■ Brief ■
Reproduce each line of the entries that carries "JSON".

Dataset rows describing interfaces:
----------
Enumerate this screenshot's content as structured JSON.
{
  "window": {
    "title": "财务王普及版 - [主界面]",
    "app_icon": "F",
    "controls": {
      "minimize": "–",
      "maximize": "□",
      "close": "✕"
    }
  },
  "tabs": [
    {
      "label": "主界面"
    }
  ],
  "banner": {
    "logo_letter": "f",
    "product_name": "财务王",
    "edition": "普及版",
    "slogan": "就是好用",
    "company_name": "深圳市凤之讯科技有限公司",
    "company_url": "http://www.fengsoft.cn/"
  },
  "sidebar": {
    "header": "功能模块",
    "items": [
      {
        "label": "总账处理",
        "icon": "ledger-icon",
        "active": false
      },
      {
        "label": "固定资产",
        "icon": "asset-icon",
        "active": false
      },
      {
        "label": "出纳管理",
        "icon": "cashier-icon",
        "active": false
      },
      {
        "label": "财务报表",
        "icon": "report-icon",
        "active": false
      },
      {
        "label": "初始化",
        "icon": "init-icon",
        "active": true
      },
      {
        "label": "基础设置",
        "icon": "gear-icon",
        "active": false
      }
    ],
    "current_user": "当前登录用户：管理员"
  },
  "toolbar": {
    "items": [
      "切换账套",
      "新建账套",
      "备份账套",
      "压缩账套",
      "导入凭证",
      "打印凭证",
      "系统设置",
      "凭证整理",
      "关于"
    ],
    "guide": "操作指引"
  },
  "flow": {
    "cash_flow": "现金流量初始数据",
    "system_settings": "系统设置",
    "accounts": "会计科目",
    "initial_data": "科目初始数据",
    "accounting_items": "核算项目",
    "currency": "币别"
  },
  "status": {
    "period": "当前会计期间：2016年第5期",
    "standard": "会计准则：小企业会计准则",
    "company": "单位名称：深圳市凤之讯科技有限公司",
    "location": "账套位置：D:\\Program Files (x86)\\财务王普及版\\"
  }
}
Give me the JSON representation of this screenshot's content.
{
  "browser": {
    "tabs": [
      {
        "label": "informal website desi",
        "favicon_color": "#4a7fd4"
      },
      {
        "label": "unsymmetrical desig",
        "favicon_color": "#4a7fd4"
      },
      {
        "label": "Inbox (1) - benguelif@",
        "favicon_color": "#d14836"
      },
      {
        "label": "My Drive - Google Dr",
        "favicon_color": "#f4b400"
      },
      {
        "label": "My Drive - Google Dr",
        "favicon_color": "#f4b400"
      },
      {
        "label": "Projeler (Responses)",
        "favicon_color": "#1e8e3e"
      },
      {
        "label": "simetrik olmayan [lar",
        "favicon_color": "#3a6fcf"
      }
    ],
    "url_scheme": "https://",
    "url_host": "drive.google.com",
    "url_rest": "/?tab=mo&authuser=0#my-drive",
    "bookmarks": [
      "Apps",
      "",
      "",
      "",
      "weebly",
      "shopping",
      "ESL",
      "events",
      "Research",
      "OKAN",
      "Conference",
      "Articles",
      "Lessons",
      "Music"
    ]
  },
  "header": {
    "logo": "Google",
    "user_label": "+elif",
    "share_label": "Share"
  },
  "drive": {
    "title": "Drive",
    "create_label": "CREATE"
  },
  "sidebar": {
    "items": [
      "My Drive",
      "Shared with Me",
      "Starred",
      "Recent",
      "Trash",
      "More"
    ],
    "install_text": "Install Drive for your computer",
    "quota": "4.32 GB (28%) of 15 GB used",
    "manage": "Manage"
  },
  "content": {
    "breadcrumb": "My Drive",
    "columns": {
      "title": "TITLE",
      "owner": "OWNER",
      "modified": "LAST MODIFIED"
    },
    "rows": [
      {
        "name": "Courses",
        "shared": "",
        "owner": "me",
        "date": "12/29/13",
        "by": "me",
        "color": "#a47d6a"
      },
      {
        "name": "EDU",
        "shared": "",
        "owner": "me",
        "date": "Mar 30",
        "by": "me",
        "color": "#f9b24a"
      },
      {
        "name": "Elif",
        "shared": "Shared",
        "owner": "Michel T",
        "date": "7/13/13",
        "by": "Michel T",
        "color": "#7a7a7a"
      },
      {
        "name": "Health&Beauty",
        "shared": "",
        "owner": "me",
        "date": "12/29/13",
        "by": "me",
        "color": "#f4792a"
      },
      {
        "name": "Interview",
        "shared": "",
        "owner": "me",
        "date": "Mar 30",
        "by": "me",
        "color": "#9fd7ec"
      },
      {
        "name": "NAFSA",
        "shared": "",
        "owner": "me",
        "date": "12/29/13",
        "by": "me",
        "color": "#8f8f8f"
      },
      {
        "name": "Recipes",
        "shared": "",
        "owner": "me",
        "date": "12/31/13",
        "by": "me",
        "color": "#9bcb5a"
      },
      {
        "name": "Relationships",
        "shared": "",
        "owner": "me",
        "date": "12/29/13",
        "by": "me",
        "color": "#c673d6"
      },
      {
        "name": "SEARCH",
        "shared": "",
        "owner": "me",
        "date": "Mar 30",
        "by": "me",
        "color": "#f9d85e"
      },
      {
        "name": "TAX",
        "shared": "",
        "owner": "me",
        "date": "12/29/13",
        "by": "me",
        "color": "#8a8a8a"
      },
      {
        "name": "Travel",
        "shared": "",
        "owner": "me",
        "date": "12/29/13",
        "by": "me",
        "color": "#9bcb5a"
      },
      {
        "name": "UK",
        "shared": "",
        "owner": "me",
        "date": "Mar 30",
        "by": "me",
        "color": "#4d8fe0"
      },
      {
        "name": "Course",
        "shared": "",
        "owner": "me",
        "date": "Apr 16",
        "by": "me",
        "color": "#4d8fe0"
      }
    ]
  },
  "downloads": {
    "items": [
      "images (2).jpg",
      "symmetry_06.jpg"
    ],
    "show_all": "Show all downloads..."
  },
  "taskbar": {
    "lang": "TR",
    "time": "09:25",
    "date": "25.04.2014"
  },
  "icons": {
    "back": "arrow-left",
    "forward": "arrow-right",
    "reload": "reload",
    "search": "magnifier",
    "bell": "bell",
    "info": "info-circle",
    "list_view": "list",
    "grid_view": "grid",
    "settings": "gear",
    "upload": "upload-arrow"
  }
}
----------
■ Answer section ■
Enumerate this screenshot's content as structured JSON.
Give me the JSON representation of this screenshot's content.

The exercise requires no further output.